Task prompt
For the records below, the count of lines that hold "true" is required; give only that number.
-------- Given records --------
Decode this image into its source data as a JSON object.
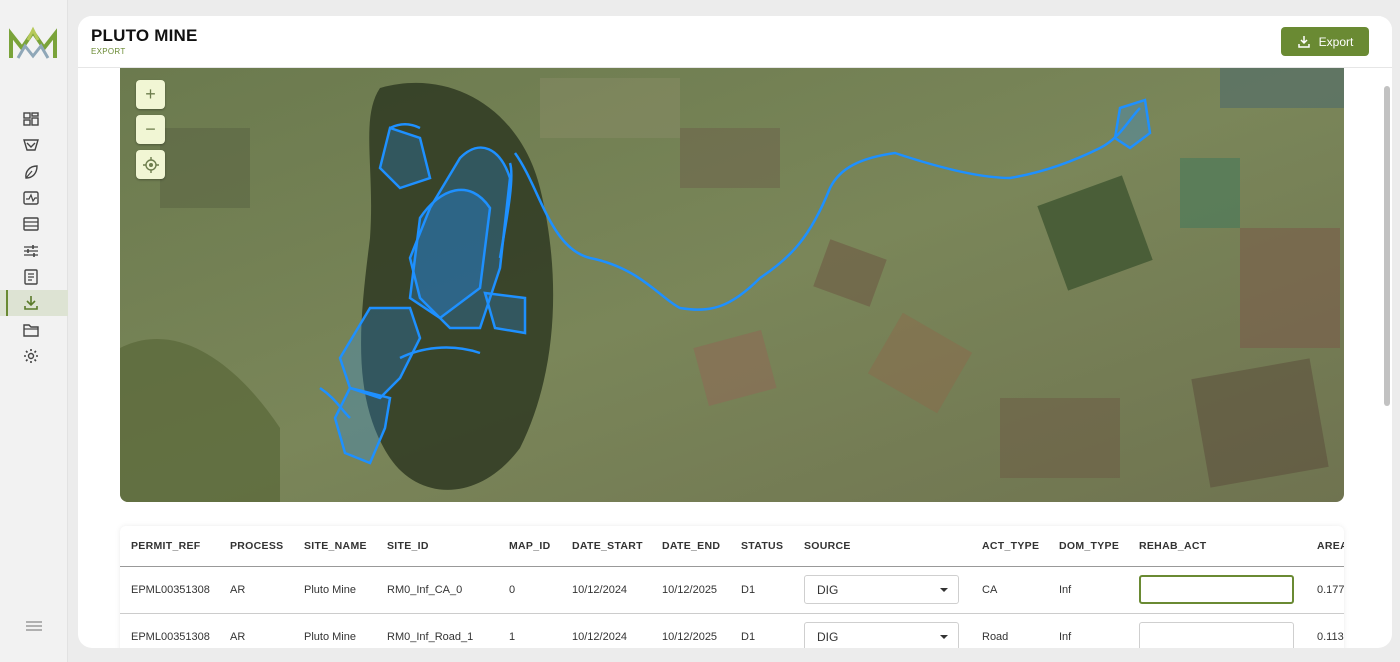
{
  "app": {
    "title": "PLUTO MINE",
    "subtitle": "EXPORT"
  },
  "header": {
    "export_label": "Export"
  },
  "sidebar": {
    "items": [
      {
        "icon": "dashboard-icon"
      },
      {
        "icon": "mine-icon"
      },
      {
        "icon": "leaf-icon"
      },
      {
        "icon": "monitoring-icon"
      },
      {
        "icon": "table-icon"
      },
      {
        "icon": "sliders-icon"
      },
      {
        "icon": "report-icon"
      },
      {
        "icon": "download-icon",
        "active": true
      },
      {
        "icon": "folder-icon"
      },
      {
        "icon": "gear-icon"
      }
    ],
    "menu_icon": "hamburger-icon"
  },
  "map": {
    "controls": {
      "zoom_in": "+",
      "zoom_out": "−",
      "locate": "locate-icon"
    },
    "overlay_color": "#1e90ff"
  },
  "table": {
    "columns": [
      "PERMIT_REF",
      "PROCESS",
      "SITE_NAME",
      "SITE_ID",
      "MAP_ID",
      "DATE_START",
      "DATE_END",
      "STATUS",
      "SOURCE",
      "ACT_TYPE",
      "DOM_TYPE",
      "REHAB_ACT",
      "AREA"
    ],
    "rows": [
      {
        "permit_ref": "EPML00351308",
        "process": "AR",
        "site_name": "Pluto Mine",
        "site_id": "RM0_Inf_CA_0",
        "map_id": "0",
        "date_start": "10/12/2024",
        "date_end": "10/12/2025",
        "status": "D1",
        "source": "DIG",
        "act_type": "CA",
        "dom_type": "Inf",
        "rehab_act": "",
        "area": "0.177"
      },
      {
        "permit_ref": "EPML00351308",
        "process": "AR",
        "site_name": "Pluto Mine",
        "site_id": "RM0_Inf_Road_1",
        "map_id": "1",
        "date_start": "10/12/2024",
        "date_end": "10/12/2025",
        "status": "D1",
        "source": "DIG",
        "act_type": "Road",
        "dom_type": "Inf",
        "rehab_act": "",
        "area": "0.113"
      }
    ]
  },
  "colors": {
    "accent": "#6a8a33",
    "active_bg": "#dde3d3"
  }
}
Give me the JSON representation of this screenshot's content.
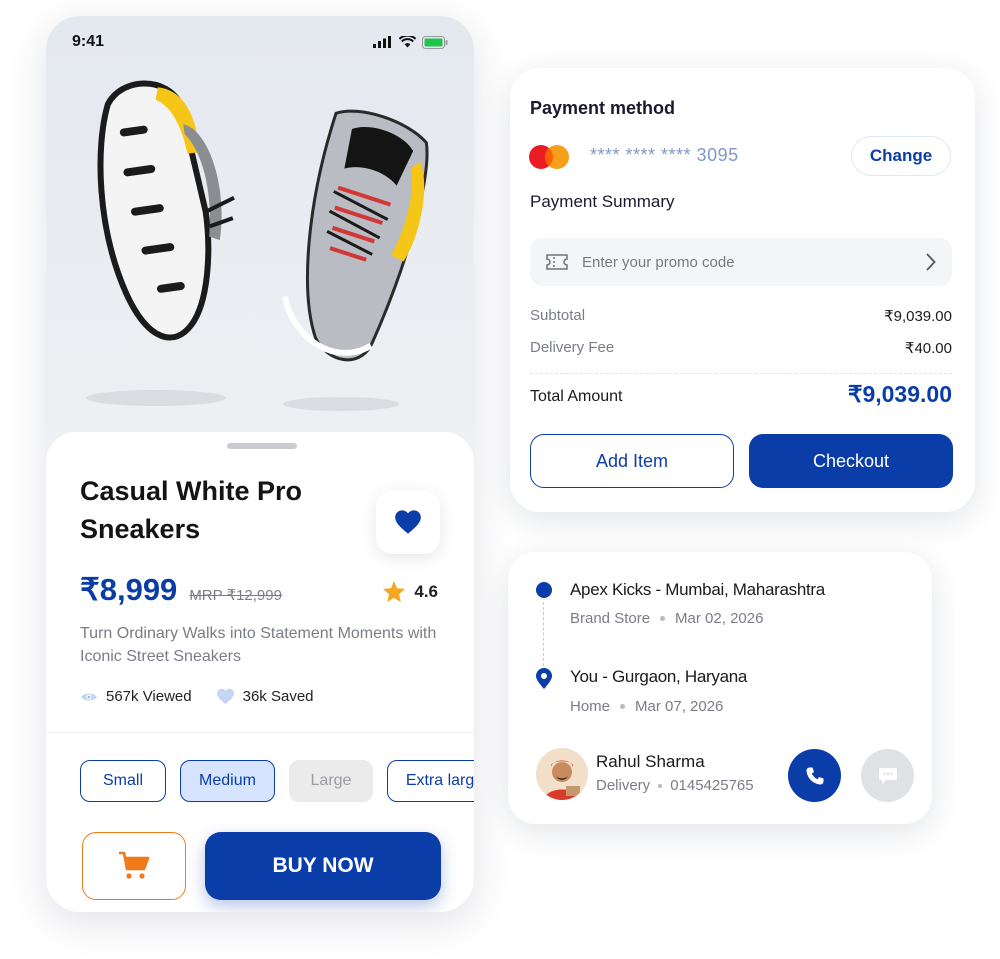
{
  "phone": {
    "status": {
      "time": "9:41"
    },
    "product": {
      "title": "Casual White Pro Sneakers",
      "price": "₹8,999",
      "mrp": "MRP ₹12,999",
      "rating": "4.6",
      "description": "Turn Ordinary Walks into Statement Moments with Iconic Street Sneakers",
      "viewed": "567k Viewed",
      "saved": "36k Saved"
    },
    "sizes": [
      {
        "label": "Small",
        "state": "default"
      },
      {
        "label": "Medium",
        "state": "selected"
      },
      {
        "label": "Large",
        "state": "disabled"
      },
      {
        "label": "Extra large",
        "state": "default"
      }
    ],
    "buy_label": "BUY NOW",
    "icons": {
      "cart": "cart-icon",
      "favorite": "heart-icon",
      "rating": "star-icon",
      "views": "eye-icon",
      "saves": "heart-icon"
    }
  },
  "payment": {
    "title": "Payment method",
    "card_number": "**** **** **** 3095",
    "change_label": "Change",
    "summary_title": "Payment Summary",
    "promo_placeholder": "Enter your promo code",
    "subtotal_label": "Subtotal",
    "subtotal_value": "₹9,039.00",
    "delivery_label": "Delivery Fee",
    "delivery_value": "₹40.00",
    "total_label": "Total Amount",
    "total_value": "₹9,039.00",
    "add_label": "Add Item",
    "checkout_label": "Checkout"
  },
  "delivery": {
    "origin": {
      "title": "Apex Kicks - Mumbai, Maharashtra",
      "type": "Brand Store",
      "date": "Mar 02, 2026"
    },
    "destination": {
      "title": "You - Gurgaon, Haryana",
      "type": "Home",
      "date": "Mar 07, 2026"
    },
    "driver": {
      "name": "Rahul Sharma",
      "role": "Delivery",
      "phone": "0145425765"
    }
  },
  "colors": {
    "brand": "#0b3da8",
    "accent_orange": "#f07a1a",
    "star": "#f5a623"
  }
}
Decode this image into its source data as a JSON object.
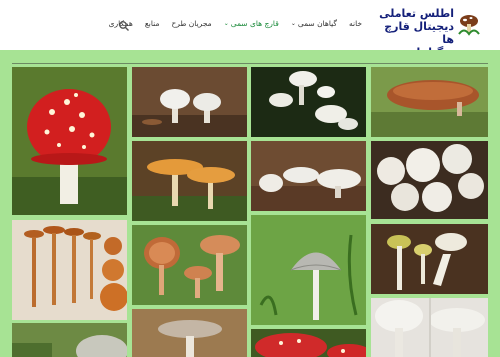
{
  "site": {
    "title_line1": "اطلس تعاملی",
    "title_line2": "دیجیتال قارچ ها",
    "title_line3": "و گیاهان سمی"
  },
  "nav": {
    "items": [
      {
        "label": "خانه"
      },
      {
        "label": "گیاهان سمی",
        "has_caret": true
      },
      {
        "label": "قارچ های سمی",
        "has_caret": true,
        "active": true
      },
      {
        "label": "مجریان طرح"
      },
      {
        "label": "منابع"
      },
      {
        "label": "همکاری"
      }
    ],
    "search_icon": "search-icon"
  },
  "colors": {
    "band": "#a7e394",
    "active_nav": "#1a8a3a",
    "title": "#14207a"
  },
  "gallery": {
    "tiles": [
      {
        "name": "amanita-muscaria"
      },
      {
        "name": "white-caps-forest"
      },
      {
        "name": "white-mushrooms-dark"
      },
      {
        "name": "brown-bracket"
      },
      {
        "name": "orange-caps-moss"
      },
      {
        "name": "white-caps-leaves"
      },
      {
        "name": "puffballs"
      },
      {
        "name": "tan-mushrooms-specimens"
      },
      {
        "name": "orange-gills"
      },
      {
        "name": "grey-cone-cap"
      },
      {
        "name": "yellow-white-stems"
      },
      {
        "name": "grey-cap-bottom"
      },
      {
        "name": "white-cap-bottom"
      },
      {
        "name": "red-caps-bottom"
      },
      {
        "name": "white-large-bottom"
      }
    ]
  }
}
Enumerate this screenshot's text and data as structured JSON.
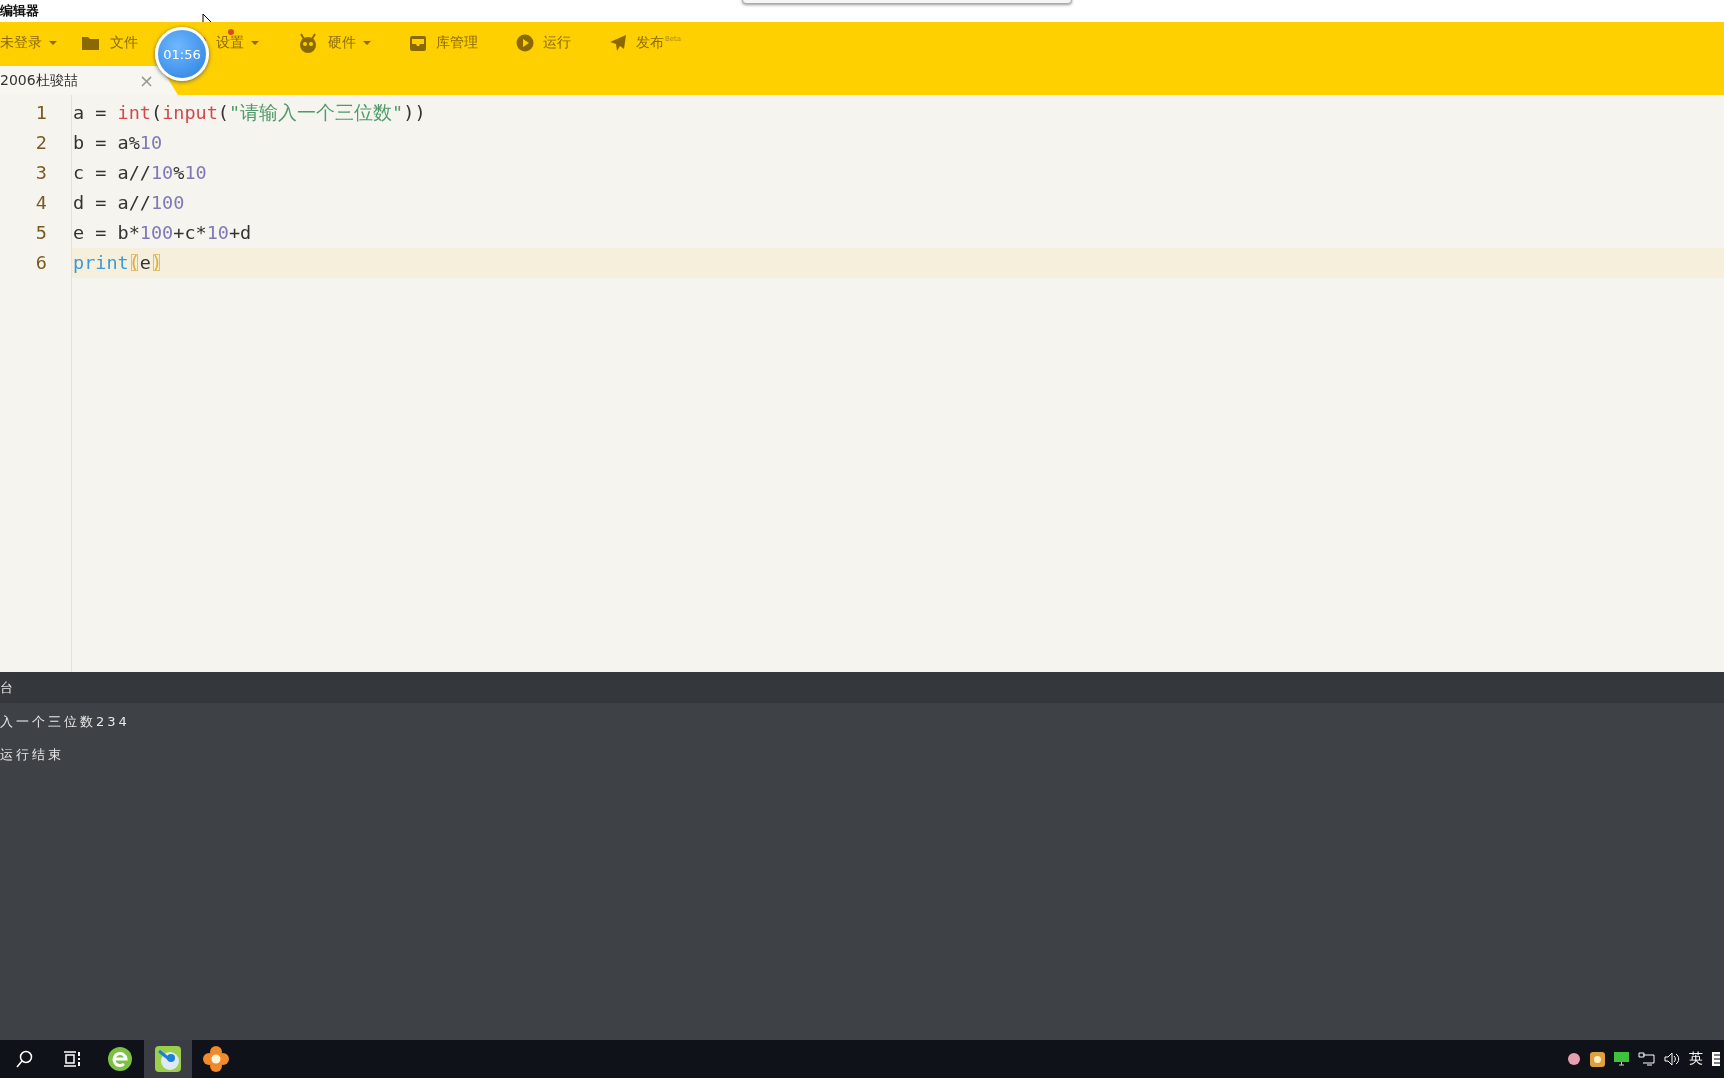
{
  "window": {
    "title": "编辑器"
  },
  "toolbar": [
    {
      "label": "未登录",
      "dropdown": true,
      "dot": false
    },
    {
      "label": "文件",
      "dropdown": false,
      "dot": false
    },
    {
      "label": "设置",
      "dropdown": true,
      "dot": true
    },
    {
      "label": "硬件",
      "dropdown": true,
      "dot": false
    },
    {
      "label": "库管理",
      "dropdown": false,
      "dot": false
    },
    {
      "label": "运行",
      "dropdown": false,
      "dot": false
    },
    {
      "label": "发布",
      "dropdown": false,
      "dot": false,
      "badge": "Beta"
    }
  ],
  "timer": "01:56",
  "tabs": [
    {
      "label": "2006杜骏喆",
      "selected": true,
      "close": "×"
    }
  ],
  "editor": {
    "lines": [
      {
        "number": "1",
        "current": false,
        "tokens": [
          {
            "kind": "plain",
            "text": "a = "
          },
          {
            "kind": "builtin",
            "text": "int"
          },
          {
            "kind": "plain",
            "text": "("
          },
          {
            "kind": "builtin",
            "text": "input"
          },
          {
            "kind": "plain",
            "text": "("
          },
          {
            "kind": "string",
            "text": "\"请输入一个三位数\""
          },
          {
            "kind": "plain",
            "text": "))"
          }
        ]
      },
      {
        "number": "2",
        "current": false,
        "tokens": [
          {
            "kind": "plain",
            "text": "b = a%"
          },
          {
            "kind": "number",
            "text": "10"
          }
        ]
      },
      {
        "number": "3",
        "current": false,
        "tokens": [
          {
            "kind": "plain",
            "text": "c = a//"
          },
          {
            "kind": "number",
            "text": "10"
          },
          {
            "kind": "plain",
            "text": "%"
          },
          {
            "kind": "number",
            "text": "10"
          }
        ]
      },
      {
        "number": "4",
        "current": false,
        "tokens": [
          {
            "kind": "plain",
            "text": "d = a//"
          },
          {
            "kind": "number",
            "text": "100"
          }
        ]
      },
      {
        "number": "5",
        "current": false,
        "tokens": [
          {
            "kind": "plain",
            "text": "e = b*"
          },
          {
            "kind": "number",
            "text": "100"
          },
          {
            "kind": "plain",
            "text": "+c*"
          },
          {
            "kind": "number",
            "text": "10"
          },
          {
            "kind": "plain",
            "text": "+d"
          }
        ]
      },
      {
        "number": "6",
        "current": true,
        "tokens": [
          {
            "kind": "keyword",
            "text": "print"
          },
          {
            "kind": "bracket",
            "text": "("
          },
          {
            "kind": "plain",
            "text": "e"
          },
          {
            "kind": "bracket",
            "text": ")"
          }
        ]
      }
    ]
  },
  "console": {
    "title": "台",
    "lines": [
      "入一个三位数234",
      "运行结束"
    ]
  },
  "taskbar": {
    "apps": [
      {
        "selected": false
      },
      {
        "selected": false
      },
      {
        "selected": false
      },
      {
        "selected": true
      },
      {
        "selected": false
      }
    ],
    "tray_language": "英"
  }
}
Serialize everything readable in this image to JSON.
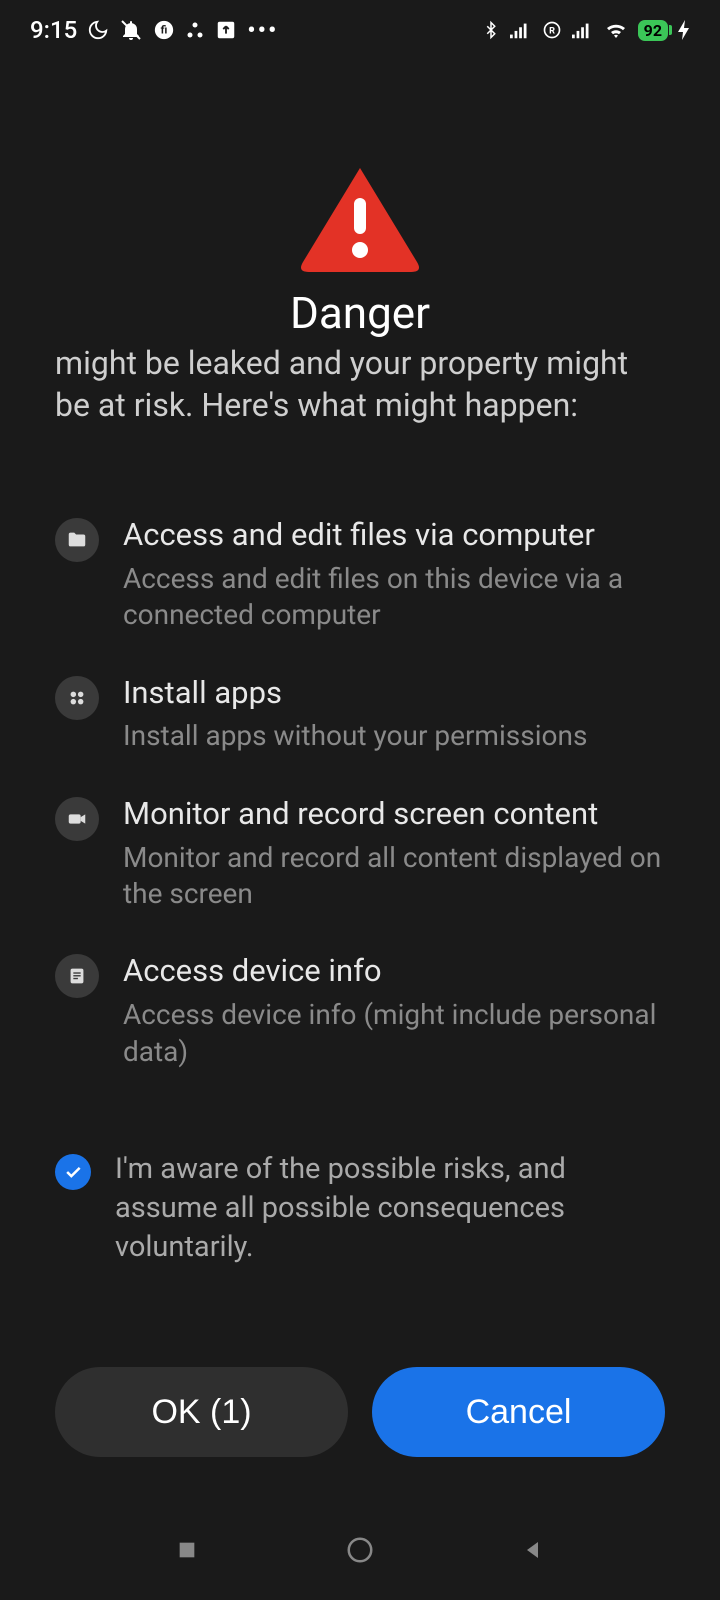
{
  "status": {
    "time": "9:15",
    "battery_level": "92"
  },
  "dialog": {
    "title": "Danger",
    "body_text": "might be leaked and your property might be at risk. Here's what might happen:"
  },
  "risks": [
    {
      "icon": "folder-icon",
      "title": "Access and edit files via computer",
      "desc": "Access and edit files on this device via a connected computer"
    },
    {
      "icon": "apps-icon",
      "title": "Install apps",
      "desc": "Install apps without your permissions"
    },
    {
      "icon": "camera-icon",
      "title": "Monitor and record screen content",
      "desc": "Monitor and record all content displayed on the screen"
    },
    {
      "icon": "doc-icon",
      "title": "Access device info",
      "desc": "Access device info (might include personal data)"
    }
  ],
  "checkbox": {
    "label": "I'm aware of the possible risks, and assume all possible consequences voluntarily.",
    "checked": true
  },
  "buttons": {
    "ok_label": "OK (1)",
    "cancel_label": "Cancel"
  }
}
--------
Finished task
12